**YOUR OBJECTIVE**
Your output must hold every entry exactly as written and none of the pictures.
DATA LISTING START
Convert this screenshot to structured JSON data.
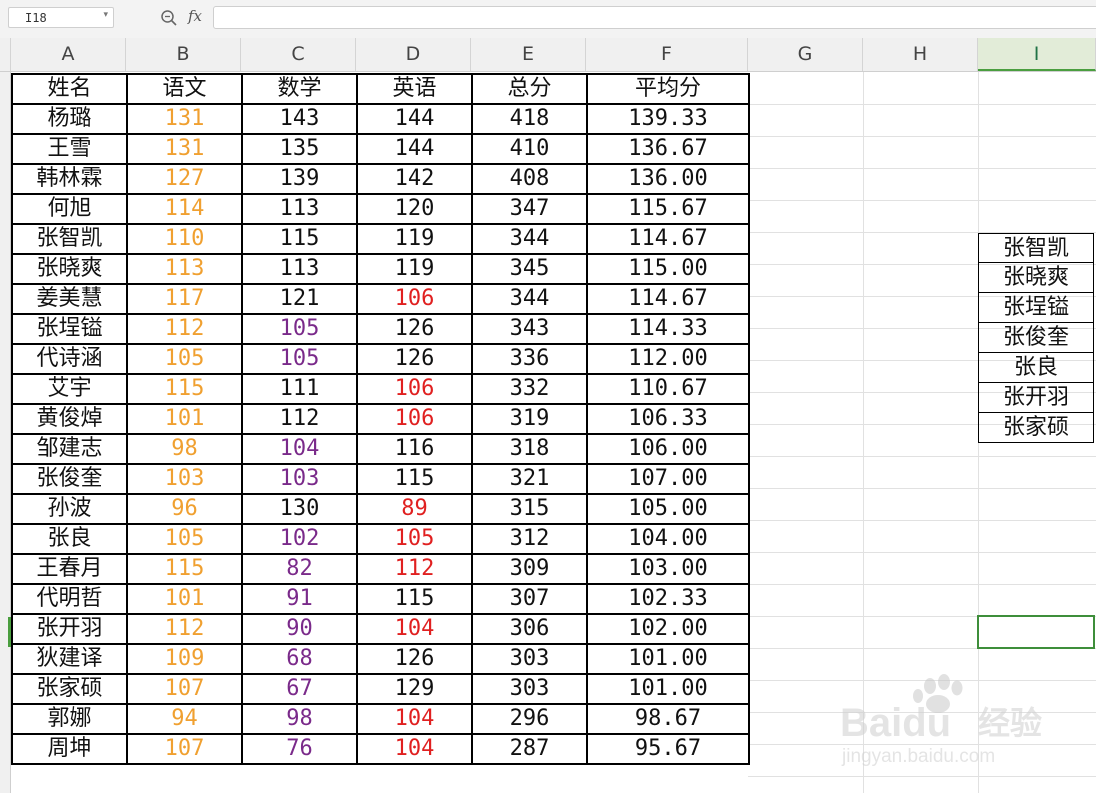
{
  "formula_bar": {
    "name_box_value": "I18",
    "fx_label": "fx",
    "formula_value": ""
  },
  "columns": [
    "A",
    "B",
    "C",
    "D",
    "E",
    "F",
    "G",
    "H",
    "I"
  ],
  "active_column": "I",
  "table": {
    "headers": [
      "姓名",
      "语文",
      "数学",
      "英语",
      "总分",
      "平均分"
    ],
    "rows": [
      [
        "杨璐",
        "131",
        "143",
        "144",
        "418",
        "139.33"
      ],
      [
        "王雪",
        "131",
        "135",
        "144",
        "410",
        "136.67"
      ],
      [
        "韩林霖",
        "127",
        "139",
        "142",
        "408",
        "136.00"
      ],
      [
        "何旭",
        "114",
        "113",
        "120",
        "347",
        "115.67"
      ],
      [
        "张智凯",
        "110",
        "115",
        "119",
        "344",
        "114.67"
      ],
      [
        "张晓爽",
        "113",
        "113",
        "119",
        "345",
        "115.00"
      ],
      [
        "姜美慧",
        "117",
        "121",
        "106",
        "344",
        "114.67"
      ],
      [
        "张埕镒",
        "112",
        "105",
        "126",
        "343",
        "114.33"
      ],
      [
        "代诗涵",
        "105",
        "105",
        "126",
        "336",
        "112.00"
      ],
      [
        "艾宇",
        "115",
        "111",
        "106",
        "332",
        "110.67"
      ],
      [
        "黄俊焯",
        "101",
        "112",
        "106",
        "319",
        "106.33"
      ],
      [
        "邹建志",
        "98",
        "104",
        "116",
        "318",
        "106.00"
      ],
      [
        "张俊奎",
        "103",
        "103",
        "115",
        "321",
        "107.00"
      ],
      [
        "孙波",
        "96",
        "130",
        "89",
        "315",
        "105.00"
      ],
      [
        "张良",
        "105",
        "102",
        "105",
        "312",
        "104.00"
      ],
      [
        "王春月",
        "115",
        "82",
        "112",
        "309",
        "103.00"
      ],
      [
        "代明哲",
        "101",
        "91",
        "115",
        "307",
        "102.33"
      ],
      [
        "张开羽",
        "112",
        "90",
        "104",
        "306",
        "102.00"
      ],
      [
        "狄建译",
        "109",
        "68",
        "126",
        "303",
        "101.00"
      ],
      [
        "张家硕",
        "107",
        "67",
        "129",
        "303",
        "101.00"
      ],
      [
        "郭娜",
        "94",
        "98",
        "104",
        "296",
        "98.67"
      ],
      [
        "周坤",
        "107",
        "76",
        "104",
        "287",
        "95.67"
      ]
    ],
    "colors": {
      "rows": [
        [
          "",
          "orange",
          "",
          "",
          "",
          ""
        ],
        [
          "",
          "orange",
          "",
          "",
          "",
          ""
        ],
        [
          "",
          "orange",
          "",
          "",
          "",
          ""
        ],
        [
          "",
          "orange",
          "",
          "",
          "",
          ""
        ],
        [
          "",
          "orange",
          "",
          "",
          "",
          ""
        ],
        [
          "",
          "orange",
          "",
          "",
          "",
          ""
        ],
        [
          "",
          "orange",
          "",
          "red",
          "",
          ""
        ],
        [
          "",
          "orange",
          "purple",
          "",
          "",
          ""
        ],
        [
          "",
          "orange",
          "purple",
          "",
          "",
          ""
        ],
        [
          "",
          "orange",
          "",
          "red",
          "",
          ""
        ],
        [
          "",
          "orange",
          "",
          "red",
          "",
          ""
        ],
        [
          "",
          "orange",
          "purple",
          "",
          "",
          ""
        ],
        [
          "",
          "orange",
          "purple",
          "",
          "",
          ""
        ],
        [
          "",
          "orange",
          "",
          "red",
          "",
          ""
        ],
        [
          "",
          "orange",
          "purple",
          "red",
          "",
          ""
        ],
        [
          "",
          "orange",
          "purple",
          "red",
          "",
          ""
        ],
        [
          "",
          "orange",
          "purple",
          "",
          "",
          ""
        ],
        [
          "",
          "orange",
          "purple",
          "red",
          "",
          ""
        ],
        [
          "",
          "orange",
          "purple",
          "",
          "",
          ""
        ],
        [
          "",
          "orange",
          "purple",
          "",
          "",
          ""
        ],
        [
          "",
          "orange",
          "purple",
          "red",
          "",
          ""
        ],
        [
          "",
          "orange",
          "purple",
          "red",
          "",
          ""
        ]
      ],
      "palette": {
        "orange": "#f0a030",
        "purple": "#7a2a8a",
        "red": "#e02020"
      }
    }
  },
  "name_list": [
    "张智凯",
    "张晓爽",
    "张埕镒",
    "张俊奎",
    "张良",
    "张开羽",
    "张家硕"
  ],
  "watermark": {
    "brand": "Baidu",
    "brand_cn": "经验",
    "url": "jingyan.baidu.com"
  },
  "theme": {
    "selection_green": "#3e8e3a",
    "header_bg": "#f0f0f0"
  }
}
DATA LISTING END
**SOLUTION TO THIS PROBLEM**
Convert this screenshot to structured JSON data.
{
  "formula_bar": {
    "name_box_value": "I18",
    "fx_label": "fx",
    "formula_value": ""
  },
  "columns": [
    "A",
    "B",
    "C",
    "D",
    "E",
    "F",
    "G",
    "H",
    "I"
  ],
  "active_column": "I",
  "table": {
    "headers": [
      "姓名",
      "语文",
      "数学",
      "英语",
      "总分",
      "平均分"
    ],
    "rows": [
      [
        "杨璐",
        "131",
        "143",
        "144",
        "418",
        "139.33"
      ],
      [
        "王雪",
        "131",
        "135",
        "144",
        "410",
        "136.67"
      ],
      [
        "韩林霖",
        "127",
        "139",
        "142",
        "408",
        "136.00"
      ],
      [
        "何旭",
        "114",
        "113",
        "120",
        "347",
        "115.67"
      ],
      [
        "张智凯",
        "110",
        "115",
        "119",
        "344",
        "114.67"
      ],
      [
        "张晓爽",
        "113",
        "113",
        "119",
        "345",
        "115.00"
      ],
      [
        "姜美慧",
        "117",
        "121",
        "106",
        "344",
        "114.67"
      ],
      [
        "张埕镒",
        "112",
        "105",
        "126",
        "343",
        "114.33"
      ],
      [
        "代诗涵",
        "105",
        "105",
        "126",
        "336",
        "112.00"
      ],
      [
        "艾宇",
        "115",
        "111",
        "106",
        "332",
        "110.67"
      ],
      [
        "黄俊焯",
        "101",
        "112",
        "106",
        "319",
        "106.33"
      ],
      [
        "邹建志",
        "98",
        "104",
        "116",
        "318",
        "106.00"
      ],
      [
        "张俊奎",
        "103",
        "103",
        "115",
        "321",
        "107.00"
      ],
      [
        "孙波",
        "96",
        "130",
        "89",
        "315",
        "105.00"
      ],
      [
        "张良",
        "105",
        "102",
        "105",
        "312",
        "104.00"
      ],
      [
        "王春月",
        "115",
        "82",
        "112",
        "309",
        "103.00"
      ],
      [
        "代明哲",
        "101",
        "91",
        "115",
        "307",
        "102.33"
      ],
      [
        "张开羽",
        "112",
        "90",
        "104",
        "306",
        "102.00"
      ],
      [
        "狄建译",
        "109",
        "68",
        "126",
        "303",
        "101.00"
      ],
      [
        "张家硕",
        "107",
        "67",
        "129",
        "303",
        "101.00"
      ],
      [
        "郭娜",
        "94",
        "98",
        "104",
        "296",
        "98.67"
      ],
      [
        "周坤",
        "107",
        "76",
        "104",
        "287",
        "95.67"
      ]
    ],
    "colors": {
      "rows": [
        [
          "",
          "orange",
          "",
          "",
          "",
          ""
        ],
        [
          "",
          "orange",
          "",
          "",
          "",
          ""
        ],
        [
          "",
          "orange",
          "",
          "",
          "",
          ""
        ],
        [
          "",
          "orange",
          "",
          "",
          "",
          ""
        ],
        [
          "",
          "orange",
          "",
          "",
          "",
          ""
        ],
        [
          "",
          "orange",
          "",
          "",
          "",
          ""
        ],
        [
          "",
          "orange",
          "",
          "red",
          "",
          ""
        ],
        [
          "",
          "orange",
          "purple",
          "",
          "",
          ""
        ],
        [
          "",
          "orange",
          "purple",
          "",
          "",
          ""
        ],
        [
          "",
          "orange",
          "",
          "red",
          "",
          ""
        ],
        [
          "",
          "orange",
          "",
          "red",
          "",
          ""
        ],
        [
          "",
          "orange",
          "purple",
          "",
          "",
          ""
        ],
        [
          "",
          "orange",
          "purple",
          "",
          "",
          ""
        ],
        [
          "",
          "orange",
          "",
          "red",
          "",
          ""
        ],
        [
          "",
          "orange",
          "purple",
          "red",
          "",
          ""
        ],
        [
          "",
          "orange",
          "purple",
          "red",
          "",
          ""
        ],
        [
          "",
          "orange",
          "purple",
          "",
          "",
          ""
        ],
        [
          "",
          "orange",
          "purple",
          "red",
          "",
          ""
        ],
        [
          "",
          "orange",
          "purple",
          "",
          "",
          ""
        ],
        [
          "",
          "orange",
          "purple",
          "",
          "",
          ""
        ],
        [
          "",
          "orange",
          "purple",
          "red",
          "",
          ""
        ],
        [
          "",
          "orange",
          "purple",
          "red",
          "",
          ""
        ]
      ],
      "palette": {
        "orange": "#f0a030",
        "purple": "#7a2a8a",
        "red": "#e02020"
      }
    }
  },
  "name_list": [
    "张智凯",
    "张晓爽",
    "张埕镒",
    "张俊奎",
    "张良",
    "张开羽",
    "张家硕"
  ],
  "watermark": {
    "brand": "Baidu",
    "brand_cn": "经验",
    "url": "jingyan.baidu.com"
  },
  "theme": {
    "selection_green": "#3e8e3a",
    "header_bg": "#f0f0f0"
  }
}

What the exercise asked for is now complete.